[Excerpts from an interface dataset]

┌──

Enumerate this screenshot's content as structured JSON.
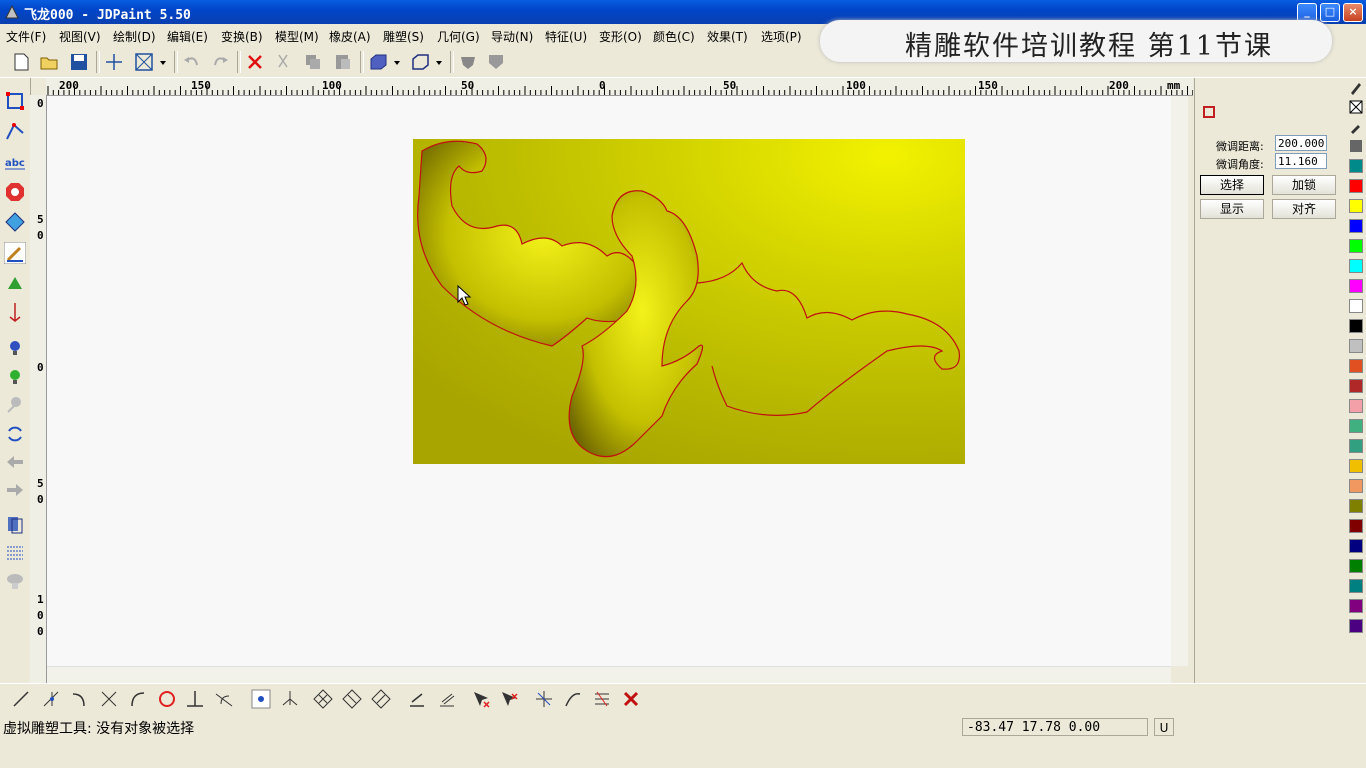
{
  "window": {
    "title": "飞龙000 - JDPaint 5.50",
    "controls": {
      "minimize": "_",
      "maximize": "□",
      "close": "×"
    }
  },
  "banner": {
    "text": "精雕软件培训教程  第11节课"
  },
  "menu": {
    "items": [
      "文件(F)",
      "视图(V)",
      "绘制(D)",
      "编辑(E)",
      "变换(B)",
      "模型(M)",
      "橡皮(A)",
      "雕塑(S)",
      "几何(G)",
      "导动(N)",
      "特征(U)",
      "变形(O)",
      "颜色(C)",
      "效果(T)",
      "选项(P)"
    ]
  },
  "ruler": {
    "labels": [
      "200",
      "150",
      "100",
      "50",
      "0",
      "50",
      "100",
      "150",
      "200"
    ],
    "unit": "mm",
    "vertical_labels": [
      "0",
      "5",
      "0",
      "0",
      "5",
      "0",
      "1",
      "0",
      "0"
    ]
  },
  "panel": {
    "distance_label": "微调距离:",
    "distance_value": "200.000",
    "angle_label": "微调角度:",
    "angle_value": "11.160",
    "buttons": {
      "select": "选择",
      "lock": "加锁",
      "show": "显示",
      "align": "对齐"
    }
  },
  "palette": {
    "colors": [
      "#008b8b",
      "#ff0000",
      "#ffff00",
      "#0000ff",
      "#00ff00",
      "#00ffff",
      "#ff00ff",
      "#ffffff",
      "#000000",
      "#c0c0c0",
      "#e05020",
      "#b02828",
      "#f4a0a8",
      "#40b080",
      "#30a080",
      "#f0c000",
      "#f09860",
      "#808000",
      "#800000",
      "#000080",
      "#008000",
      "#008080",
      "#800080",
      "#4b0082"
    ]
  },
  "status": {
    "message": "虚拟雕塑工具: 没有对象被选择",
    "coordinates": "-83.47 17.78 0.00",
    "unit_button": "U"
  },
  "colors": {
    "accent": "#0a5de0",
    "model_surface": "#d4d400",
    "model_outline": "#c01010"
  }
}
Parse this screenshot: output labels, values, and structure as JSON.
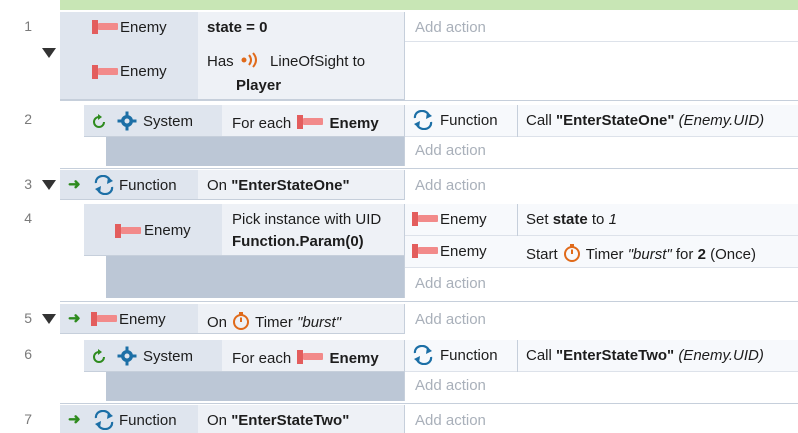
{
  "events": [
    {
      "number": "1",
      "conditions": [
        {
          "object": "Enemy",
          "text": "state = 0"
        },
        {
          "object": "Enemy",
          "has": "Has",
          "behavior": "LineOfSight",
          "to": "to",
          "target": "Player"
        }
      ],
      "actions": [
        "Add action"
      ]
    },
    {
      "number": "2",
      "object": "System",
      "cond_prefix": "For each",
      "cond_object": "Enemy",
      "action_object": "Function",
      "action_call": "Call",
      "action_name": "\"EnterStateOne\"",
      "action_param": "(Enemy.UID)",
      "add_action": "Add action"
    },
    {
      "number": "3",
      "object": "Function",
      "cond_prefix": "On",
      "cond_name": "\"EnterStateOne\"",
      "add_action": "Add action"
    },
    {
      "number": "4",
      "object": "Enemy",
      "cond_line1": "Pick instance with UID",
      "cond_line2": "Function.Param(0)",
      "action1_object": "Enemy",
      "action1_set": "Set",
      "action1_var": "state",
      "action1_to": "to",
      "action1_value": "1",
      "action2_object": "Enemy",
      "action2_start": "Start",
      "action2_timer": "Timer",
      "action2_name": "\"burst\"",
      "action2_for": "for",
      "action2_value": "2",
      "action2_once": "(Once)",
      "add_action": "Add action"
    },
    {
      "number": "5",
      "object": "Enemy",
      "cond_prefix": "On",
      "cond_timer": "Timer",
      "cond_name": "\"burst\"",
      "add_action": "Add action"
    },
    {
      "number": "6",
      "object": "System",
      "cond_prefix": "For each",
      "cond_object": "Enemy",
      "action_object": "Function",
      "action_call": "Call",
      "action_name": "\"EnterStateTwo\"",
      "action_param": "(Enemy.UID)",
      "add_action": "Add action"
    },
    {
      "number": "7",
      "object": "Function",
      "cond_prefix": "On",
      "cond_name": "\"EnterStateTwo\"",
      "add_action": "Add action"
    }
  ],
  "colors": {
    "object_bg": "#dfe5ee",
    "condition_bg": "#eef1f6",
    "gray_fill": "#bcc7d6",
    "green_arrow": "#2e8b1e",
    "timer_orange": "#e06a1a",
    "system_blue": "#1c6fa6",
    "enemy_red": "#e35d5d"
  },
  "icons": [
    "enemy-sprite-icon",
    "gear-icon",
    "refresh-icon",
    "function-icon",
    "timer-icon",
    "line-of-sight-icon",
    "trigger-arrow-icon",
    "collapse-triangle-icon"
  ]
}
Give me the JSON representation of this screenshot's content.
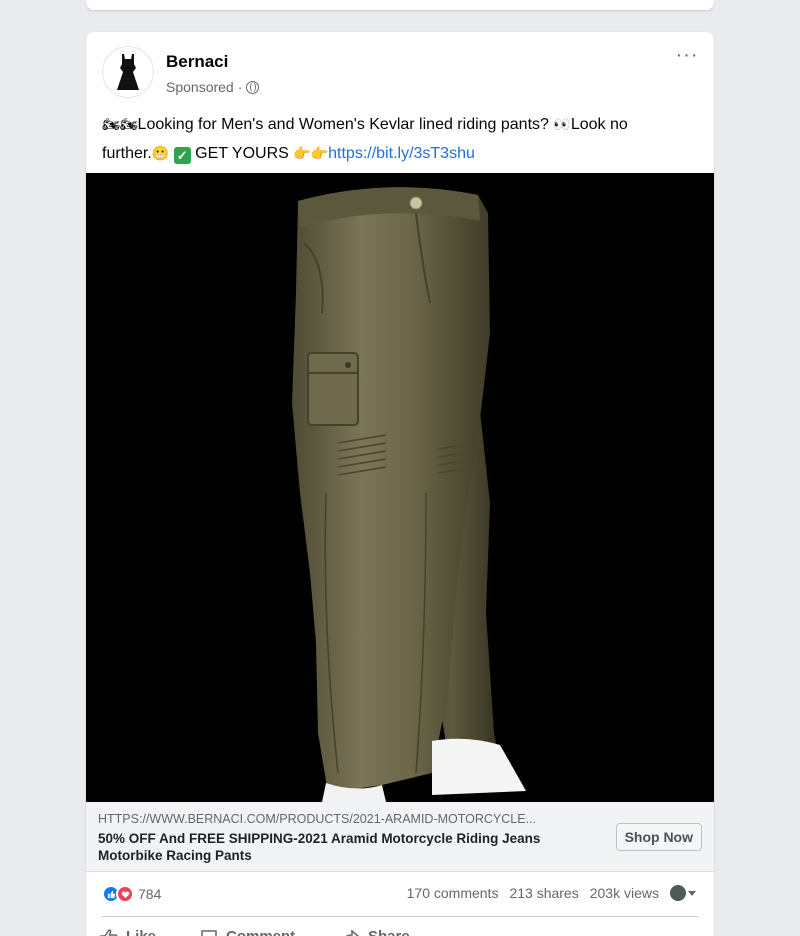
{
  "post": {
    "page_name": "Bernaci",
    "sponsored_label": "Sponsored",
    "separator": "·",
    "more_label": "···",
    "text_line1": "Looking for Men's and Women's Kevlar lined riding pants? ",
    "text_line1_end": "Look no",
    "text_line2_start": "further.",
    "cta_text": "GET YOURS",
    "link": "https://bit.ly/3sT3shu"
  },
  "link_preview": {
    "url": "HTTPS://WWW.BERNACI.COM/PRODUCTS/2021-ARAMID-MOTORCYCLE...",
    "title": "50% OFF And FREE SHIPPING-2021 Aramid Motorcycle Riding Jeans Motorbike Racing Pants",
    "button_label": "Shop Now"
  },
  "stats": {
    "reaction_count": "784",
    "comments": "170 comments",
    "shares": "213 shares",
    "views": "203k views"
  },
  "actions": {
    "like": "Like",
    "comment": "Comment",
    "share": "Share"
  },
  "colors": {
    "link": "#216fdb",
    "like_blue": "#1877f2",
    "love_red": "#f33e58",
    "pants_olive": "#6b6648"
  },
  "icons": [
    "globe-icon",
    "more-icon",
    "like-reaction-icon",
    "love-reaction-icon",
    "like-icon",
    "comment-icon",
    "share-icon"
  ]
}
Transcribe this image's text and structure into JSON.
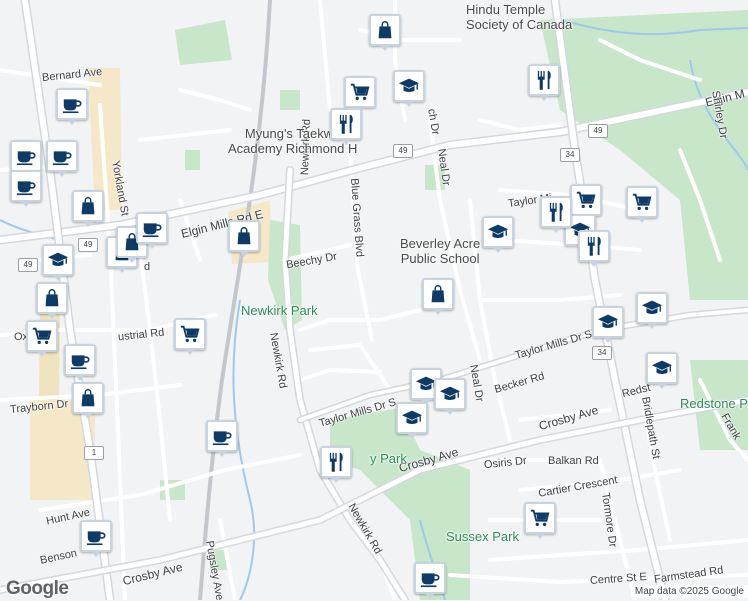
{
  "map": {
    "provider_logo": "Google",
    "attribution": "Map data ©2025 Google"
  },
  "places": [
    {
      "name": "Hindu Temple Society of Canada",
      "lines": [
        "Hindu Temple",
        "Society of Canada"
      ]
    },
    {
      "name": "Myung's Taekwondo Academy Richmond Hill",
      "lines": [
        "Myung's Taekwo",
        "Academy Richmond H"
      ]
    },
    {
      "name": "Beverley Acres Public School",
      "lines": [
        "Beverley Acre",
        "Public School"
      ]
    }
  ],
  "parks": [
    "Newkirk Park",
    "Redstone Park",
    "Sussex Park",
    "y Park"
  ],
  "streets": [
    "Bernard Ave",
    "Elgin Mills Rd E",
    "Elgin M",
    "Shirley Dr",
    "Yorkland St",
    "Newkirk Rd",
    "Blue Grass Blvd",
    "Neal Dr",
    "Ro",
    "ch Dr",
    "Taylor Mi",
    "Taylor Mills Dr S",
    "Beechy Dr",
    "Oxf",
    "ustrial Rd",
    "Trayborn Dr",
    "Becker Rd",
    "Crosby Ave",
    "Redst",
    "Bridlepath St",
    "Frank",
    "Osiris Dr",
    "Balkan Rd",
    "Cartier Crescent",
    "Tormore Dr",
    "Hunt Ave",
    "Benson",
    "Pugsley Ave",
    "Centre St E",
    "Farmstead Rd",
    "d"
  ],
  "route_shields": [
    "49",
    "34",
    "1"
  ],
  "pin_types": {
    "shopping": "shopping-bag-icon",
    "grocery": "shopping-cart-icon",
    "school": "graduation-cap-icon",
    "restaurant": "fork-knife-icon",
    "cafe": "coffee-cup-icon"
  },
  "pin_counts": {
    "shopping": 8,
    "grocery": 6,
    "school": 10,
    "restaurant": 5,
    "cafe": 9
  }
}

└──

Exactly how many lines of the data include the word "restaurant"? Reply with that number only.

**Exercise result:**
2